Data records
• • •

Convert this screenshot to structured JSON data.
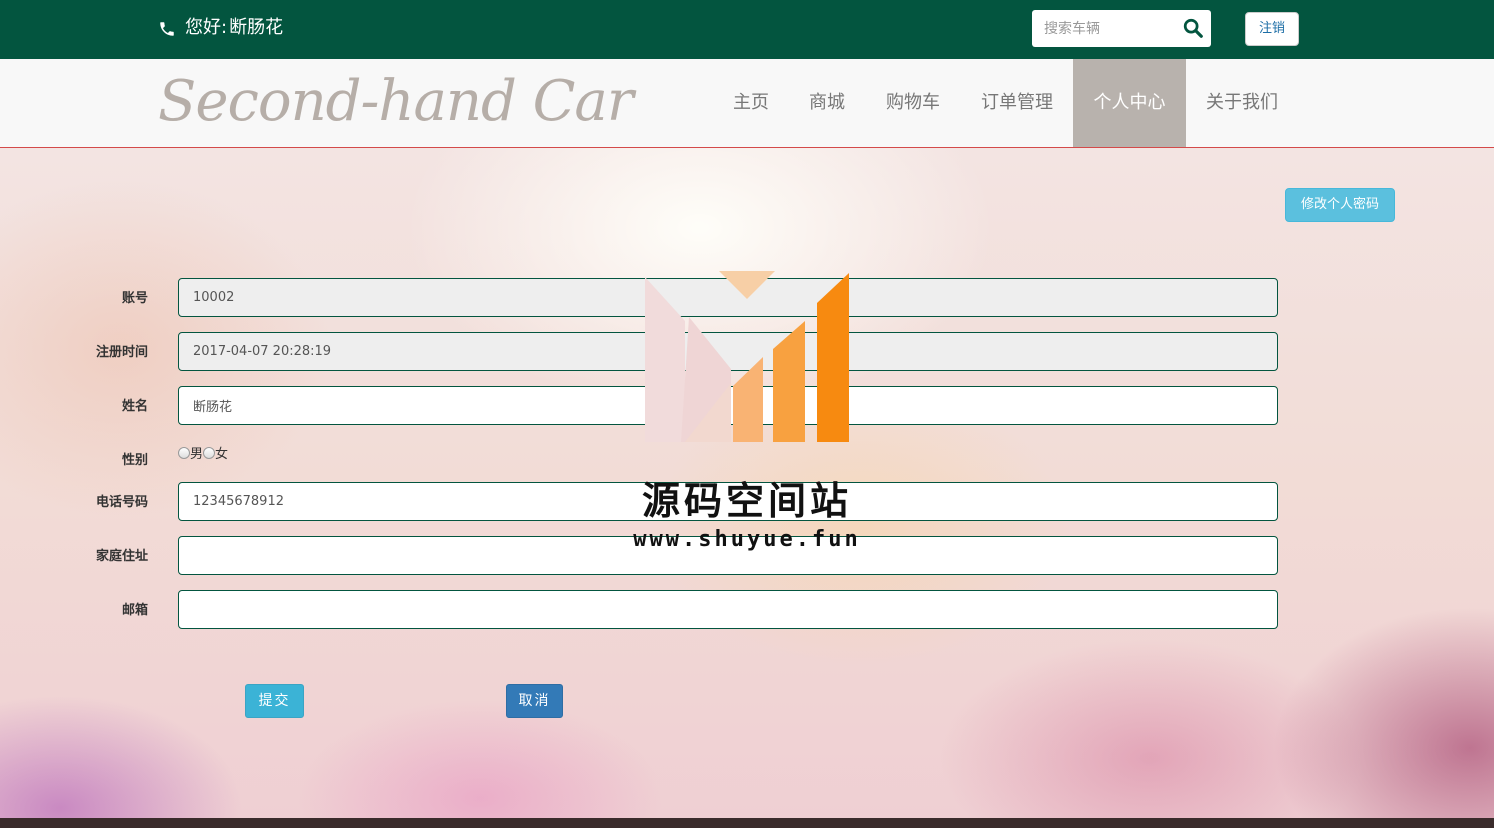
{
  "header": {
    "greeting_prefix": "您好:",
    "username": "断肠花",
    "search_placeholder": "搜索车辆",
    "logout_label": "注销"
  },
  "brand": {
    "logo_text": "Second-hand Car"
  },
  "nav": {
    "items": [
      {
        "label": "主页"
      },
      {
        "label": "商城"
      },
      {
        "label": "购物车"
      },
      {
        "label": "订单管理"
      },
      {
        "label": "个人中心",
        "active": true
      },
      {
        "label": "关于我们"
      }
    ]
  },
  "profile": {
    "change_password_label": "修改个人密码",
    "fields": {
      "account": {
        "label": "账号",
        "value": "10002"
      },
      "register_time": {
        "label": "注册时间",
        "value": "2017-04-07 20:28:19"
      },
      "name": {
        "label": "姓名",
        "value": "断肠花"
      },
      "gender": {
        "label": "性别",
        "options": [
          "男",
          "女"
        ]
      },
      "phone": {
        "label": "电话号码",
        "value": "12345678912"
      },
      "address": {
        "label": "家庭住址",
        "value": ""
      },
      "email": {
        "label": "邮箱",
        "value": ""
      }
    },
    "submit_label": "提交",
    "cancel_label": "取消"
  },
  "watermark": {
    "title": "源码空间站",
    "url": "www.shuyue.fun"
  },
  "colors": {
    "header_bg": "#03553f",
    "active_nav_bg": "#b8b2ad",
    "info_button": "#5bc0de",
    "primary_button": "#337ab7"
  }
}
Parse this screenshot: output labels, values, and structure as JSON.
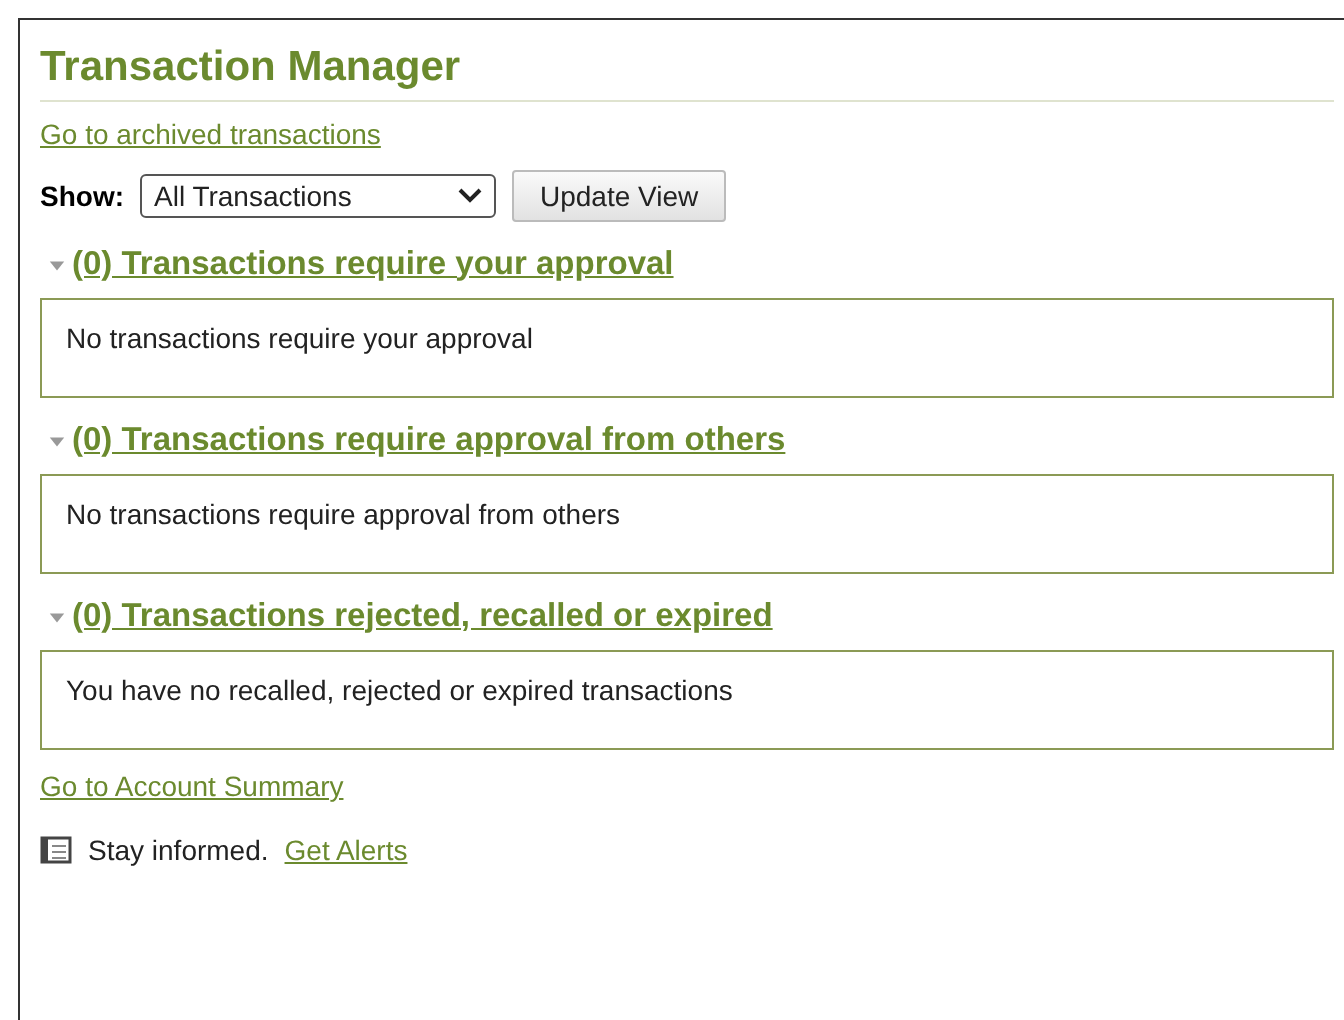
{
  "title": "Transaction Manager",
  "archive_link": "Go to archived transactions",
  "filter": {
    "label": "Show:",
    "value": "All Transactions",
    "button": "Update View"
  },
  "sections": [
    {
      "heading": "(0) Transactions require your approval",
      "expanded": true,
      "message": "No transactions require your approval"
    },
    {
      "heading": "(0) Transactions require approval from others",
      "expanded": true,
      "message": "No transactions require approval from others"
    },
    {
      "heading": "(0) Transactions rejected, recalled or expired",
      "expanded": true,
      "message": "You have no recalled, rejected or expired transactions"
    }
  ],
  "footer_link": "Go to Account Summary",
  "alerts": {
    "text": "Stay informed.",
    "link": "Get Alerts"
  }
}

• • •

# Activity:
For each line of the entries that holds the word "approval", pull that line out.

# Result of the task:
      "heading": "(0) Transactions require your approval",
      "message": "No transactions require your approval"
      "heading": "(0) Transactions require approval from others",
      "message": "No transactions require approval from others"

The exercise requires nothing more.